» **TASK DETAILS**
Every entry below should be printed exactly.

§ §

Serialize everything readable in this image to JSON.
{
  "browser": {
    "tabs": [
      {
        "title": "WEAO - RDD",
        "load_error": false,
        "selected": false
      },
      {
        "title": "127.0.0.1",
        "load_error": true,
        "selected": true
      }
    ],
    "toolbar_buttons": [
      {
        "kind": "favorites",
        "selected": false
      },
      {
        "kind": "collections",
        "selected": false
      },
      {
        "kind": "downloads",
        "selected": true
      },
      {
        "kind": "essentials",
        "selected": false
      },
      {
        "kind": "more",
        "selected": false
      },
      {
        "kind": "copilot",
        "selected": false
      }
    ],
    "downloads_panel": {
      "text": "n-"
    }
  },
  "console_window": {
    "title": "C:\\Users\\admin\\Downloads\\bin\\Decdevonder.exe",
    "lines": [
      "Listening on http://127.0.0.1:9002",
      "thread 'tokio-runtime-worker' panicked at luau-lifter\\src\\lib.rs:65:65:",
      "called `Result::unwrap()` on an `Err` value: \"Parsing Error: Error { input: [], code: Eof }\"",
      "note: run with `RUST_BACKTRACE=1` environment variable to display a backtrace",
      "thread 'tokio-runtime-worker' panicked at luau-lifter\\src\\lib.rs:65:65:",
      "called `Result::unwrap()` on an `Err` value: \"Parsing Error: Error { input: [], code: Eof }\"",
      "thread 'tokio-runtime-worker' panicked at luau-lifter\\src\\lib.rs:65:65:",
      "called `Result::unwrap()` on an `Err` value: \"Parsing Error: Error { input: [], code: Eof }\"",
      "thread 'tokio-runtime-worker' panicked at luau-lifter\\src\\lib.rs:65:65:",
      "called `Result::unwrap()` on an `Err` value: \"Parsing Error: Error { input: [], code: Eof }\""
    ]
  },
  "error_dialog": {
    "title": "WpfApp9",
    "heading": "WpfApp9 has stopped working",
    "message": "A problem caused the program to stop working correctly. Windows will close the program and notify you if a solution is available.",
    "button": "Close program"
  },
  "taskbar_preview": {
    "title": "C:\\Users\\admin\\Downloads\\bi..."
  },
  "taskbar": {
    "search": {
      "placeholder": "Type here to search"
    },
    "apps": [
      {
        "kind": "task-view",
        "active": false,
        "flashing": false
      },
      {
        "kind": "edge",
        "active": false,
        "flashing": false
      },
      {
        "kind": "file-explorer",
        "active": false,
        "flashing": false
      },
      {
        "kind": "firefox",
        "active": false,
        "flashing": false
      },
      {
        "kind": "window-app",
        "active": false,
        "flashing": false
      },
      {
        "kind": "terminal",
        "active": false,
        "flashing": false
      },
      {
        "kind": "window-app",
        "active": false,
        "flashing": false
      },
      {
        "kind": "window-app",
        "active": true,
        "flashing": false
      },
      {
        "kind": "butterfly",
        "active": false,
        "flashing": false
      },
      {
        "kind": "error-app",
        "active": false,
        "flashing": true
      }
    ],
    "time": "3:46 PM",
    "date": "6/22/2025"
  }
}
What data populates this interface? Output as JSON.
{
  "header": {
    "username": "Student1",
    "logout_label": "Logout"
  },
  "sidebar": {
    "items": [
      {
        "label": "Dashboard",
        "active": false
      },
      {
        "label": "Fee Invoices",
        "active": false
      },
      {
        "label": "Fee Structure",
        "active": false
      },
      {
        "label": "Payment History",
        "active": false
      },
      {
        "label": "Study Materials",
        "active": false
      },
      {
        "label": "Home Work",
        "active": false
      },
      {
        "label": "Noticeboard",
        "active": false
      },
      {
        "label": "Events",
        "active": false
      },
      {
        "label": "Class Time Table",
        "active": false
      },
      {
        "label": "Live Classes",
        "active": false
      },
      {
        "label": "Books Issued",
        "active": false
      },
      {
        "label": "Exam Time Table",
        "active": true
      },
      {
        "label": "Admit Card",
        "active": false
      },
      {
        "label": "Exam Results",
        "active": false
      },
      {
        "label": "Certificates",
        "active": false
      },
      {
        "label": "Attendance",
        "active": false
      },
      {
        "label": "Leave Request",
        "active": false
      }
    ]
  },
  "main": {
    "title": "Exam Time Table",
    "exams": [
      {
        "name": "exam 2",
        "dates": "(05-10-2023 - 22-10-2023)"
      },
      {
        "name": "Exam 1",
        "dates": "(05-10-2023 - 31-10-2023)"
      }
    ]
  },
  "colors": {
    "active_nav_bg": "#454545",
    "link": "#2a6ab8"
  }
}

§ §

» **PROBLEM SOLUTION**
Serialize everything readable in this image to JSON.
{
  "browser": {
    "tabs": [
      {
        "title": "WEAO - RDD",
        "load_error": false,
        "selected": false
      },
      {
        "title": "127.0.0.1",
        "load_error": true,
        "selected": true
      }
    ],
    "toolbar_buttons": [
      {
        "kind": "favorites",
        "selected": false
      },
      {
        "kind": "collections",
        "selected": false
      },
      {
        "kind": "downloads",
        "selected": true
      },
      {
        "kind": "essentials",
        "selected": false
      },
      {
        "kind": "more",
        "selected": false
      },
      {
        "kind": "copilot",
        "selected": false
      }
    ],
    "downloads_panel": {
      "text": "n-"
    }
  },
  "console_window": {
    "title": "C:\\Users\\admin\\Downloads\\bin\\Decdevonder.exe",
    "lines": [
      "Listening on http://127.0.0.1:9002",
      "thread 'tokio-runtime-worker' panicked at luau-lifter\\src\\lib.rs:65:65:",
      "called `Result::unwrap()` on an `Err` value: \"Parsing Error: Error { input: [], code: Eof }\"",
      "note: run with `RUST_BACKTRACE=1` environment variable to display a backtrace",
      "thread 'tokio-runtime-worker' panicked at luau-lifter\\src\\lib.rs:65:65:",
      "called `Result::unwrap()` on an `Err` value: \"Parsing Error: Error { input: [], code: Eof }\"",
      "thread 'tokio-runtime-worker' panicked at luau-lifter\\src\\lib.rs:65:65:",
      "called `Result::unwrap()` on an `Err` value: \"Parsing Error: Error { input: [], code: Eof }\"",
      "thread 'tokio-runtime-worker' panicked at luau-lifter\\src\\lib.rs:65:65:",
      "called `Result::unwrap()` on an `Err` value: \"Parsing Error: Error { input: [], code: Eof }\""
    ]
  },
  "error_dialog": {
    "title": "WpfApp9",
    "heading": "WpfApp9 has stopped working",
    "message": "A problem caused the program to stop working correctly. Windows will close the program and notify you if a solution is available.",
    "button": "Close program"
  },
  "taskbar_preview": {
    "title": "C:\\Users\\admin\\Downloads\\bi..."
  },
  "taskbar": {
    "search": {
      "placeholder": "Type here to search"
    },
    "apps": [
      {
        "kind": "task-view",
        "active": false,
        "flashing": false
      },
      {
        "kind": "edge",
        "active": false,
        "flashing": false
      },
      {
        "kind": "file-explorer",
        "active": false,
        "flashing": false
      },
      {
        "kind": "firefox",
        "active": false,
        "flashing": false
      },
      {
        "kind": "window-app",
        "active": false,
        "flashing": false
      },
      {
        "kind": "terminal",
        "active": false,
        "flashing": false
      },
      {
        "kind": "window-app",
        "active": false,
        "flashing": false
      },
      {
        "kind": "window-app",
        "active": true,
        "flashing": false
      },
      {
        "kind": "butterfly",
        "active": false,
        "flashing": false
      },
      {
        "kind": "error-app",
        "active": false,
        "flashing": true
      }
    ],
    "time": "3:46 PM",
    "date": "6/22/2025"
  }
}
What data populates this interface? Output as JSON.
{
  "header": {
    "username": "Student1",
    "logout_label": "Logout"
  },
  "sidebar": {
    "items": [
      {
        "label": "Dashboard",
        "active": false
      },
      {
        "label": "Fee Invoices",
        "active": false
      },
      {
        "label": "Fee Structure",
        "active": false
      },
      {
        "label": "Payment History",
        "active": false
      },
      {
        "label": "Study Materials",
        "active": false
      },
      {
        "label": "Home Work",
        "active": false
      },
      {
        "label": "Noticeboard",
        "active": false
      },
      {
        "label": "Events",
        "active": false
      },
      {
        "label": "Class Time Table",
        "active": false
      },
      {
        "label": "Live Classes",
        "active": false
      },
      {
        "label": "Books Issued",
        "active": false
      },
      {
        "label": "Exam Time Table",
        "active": true
      },
      {
        "label": "Admit Card",
        "active": false
      },
      {
        "label": "Exam Results",
        "active": false
      },
      {
        "label": "Certificates",
        "active": false
      },
      {
        "label": "Attendance",
        "active": false
      },
      {
        "label": "Leave Request",
        "active": false
      }
    ]
  },
  "main": {
    "title": "Exam Time Table",
    "exams": [
      {
        "name": "exam 2",
        "dates": "(05-10-2023 - 22-10-2023)"
      },
      {
        "name": "Exam 1",
        "dates": "(05-10-2023 - 31-10-2023)"
      }
    ]
  },
  "colors": {
    "active_nav_bg": "#454545",
    "link": "#2a6ab8"
  }
}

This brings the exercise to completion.